━━ The data ━━

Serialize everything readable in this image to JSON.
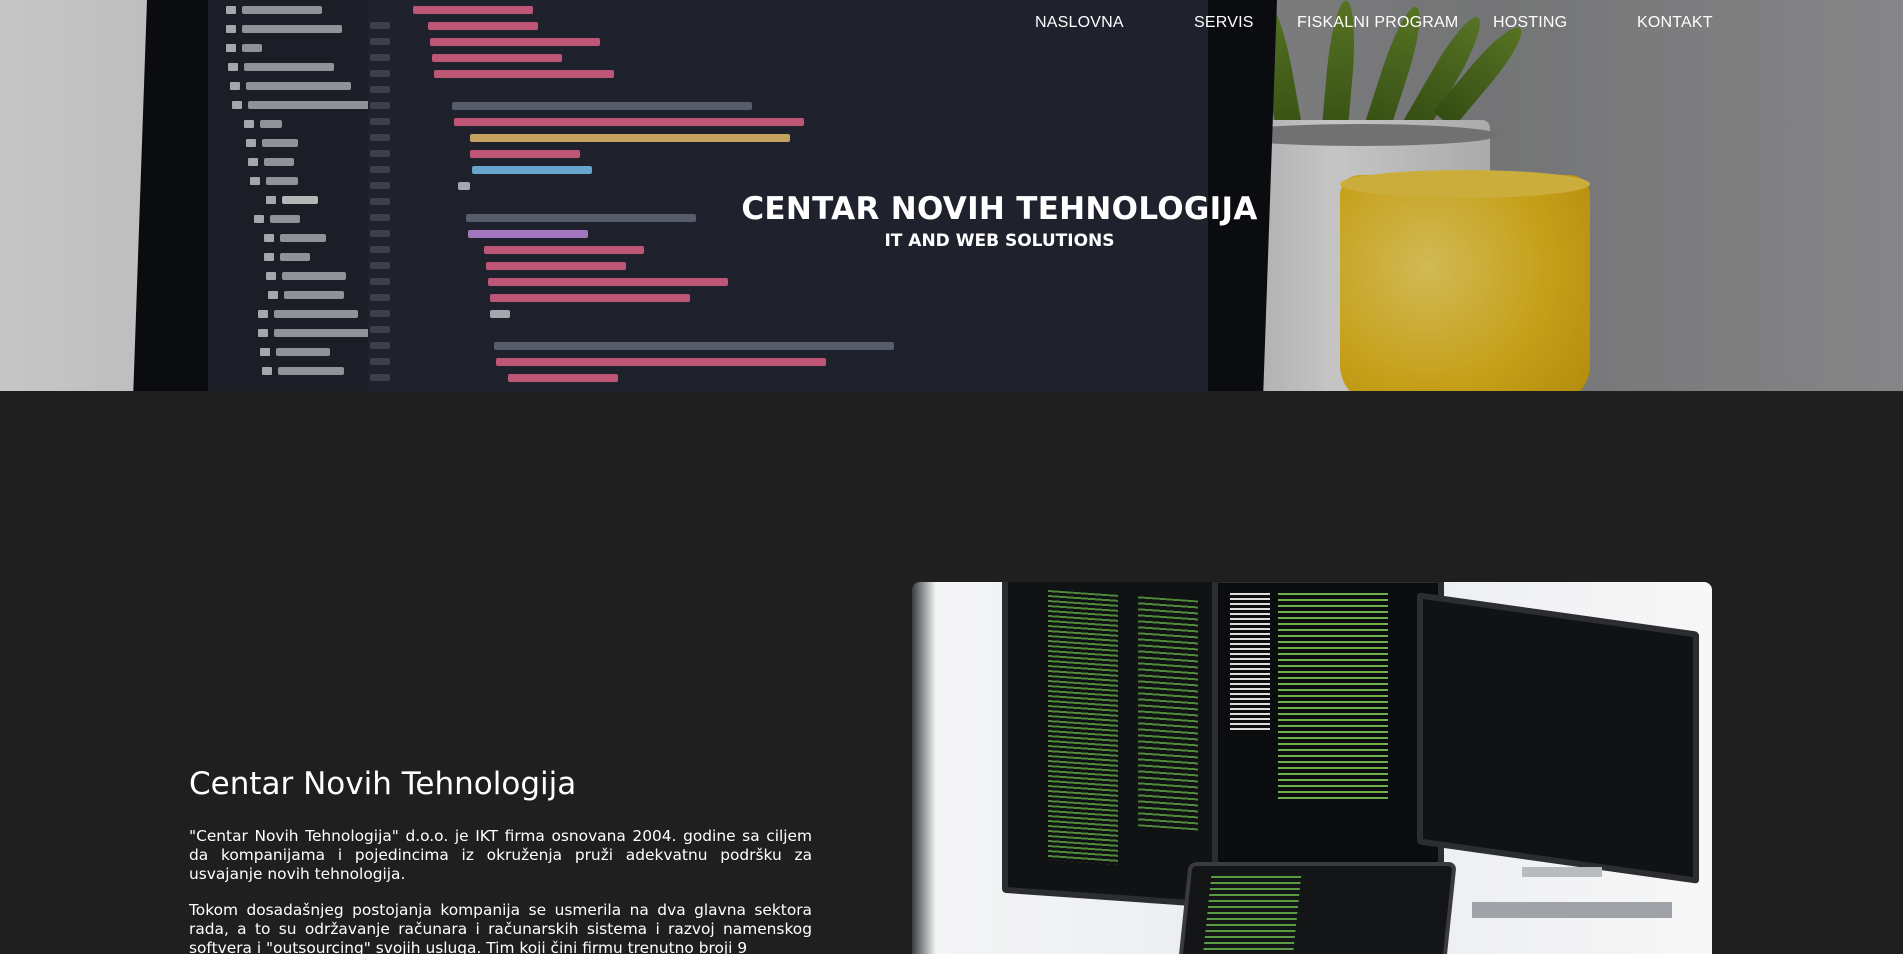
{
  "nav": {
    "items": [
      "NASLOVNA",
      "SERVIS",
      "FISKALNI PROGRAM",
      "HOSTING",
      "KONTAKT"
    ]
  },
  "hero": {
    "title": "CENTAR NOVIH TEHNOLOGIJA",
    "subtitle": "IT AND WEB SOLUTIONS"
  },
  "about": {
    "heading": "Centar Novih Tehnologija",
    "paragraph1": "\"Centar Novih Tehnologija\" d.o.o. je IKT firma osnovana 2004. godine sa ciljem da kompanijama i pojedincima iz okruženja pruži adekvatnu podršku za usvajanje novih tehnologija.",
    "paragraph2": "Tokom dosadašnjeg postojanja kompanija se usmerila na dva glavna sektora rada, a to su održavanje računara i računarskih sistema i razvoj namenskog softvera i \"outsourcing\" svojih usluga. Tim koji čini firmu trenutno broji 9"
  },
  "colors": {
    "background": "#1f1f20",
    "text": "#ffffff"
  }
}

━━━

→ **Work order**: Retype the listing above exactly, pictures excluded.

→ **Solution for this problem**:
Serialize everything readable in this image to JSON.
{
  "nav": {
    "items": [
      "NASLOVNA",
      "SERVIS",
      "FISKALNI PROGRAM",
      "HOSTING",
      "KONTAKT"
    ]
  },
  "hero": {
    "title": "CENTAR NOVIH TEHNOLOGIJA",
    "subtitle": "IT AND WEB SOLUTIONS"
  },
  "about": {
    "heading": "Centar Novih Tehnologija",
    "paragraph1": "\"Centar Novih Tehnologija\" d.o.o. je IKT firma osnovana 2004. godine sa ciljem da kompanijama i pojedincima iz okruženja pruži adekvatnu podršku za usvajanje novih tehnologija.",
    "paragraph2": "Tokom dosadašnjeg postojanja kompanija se usmerila na dva glavna sektora rada, a to su održavanje računara i računarskih sistema i razvoj namenskog softvera i \"outsourcing\" svojih usluga. Tim koji čini firmu trenutno broji 9"
  },
  "colors": {
    "background": "#1f1f20",
    "text": "#ffffff"
  }
}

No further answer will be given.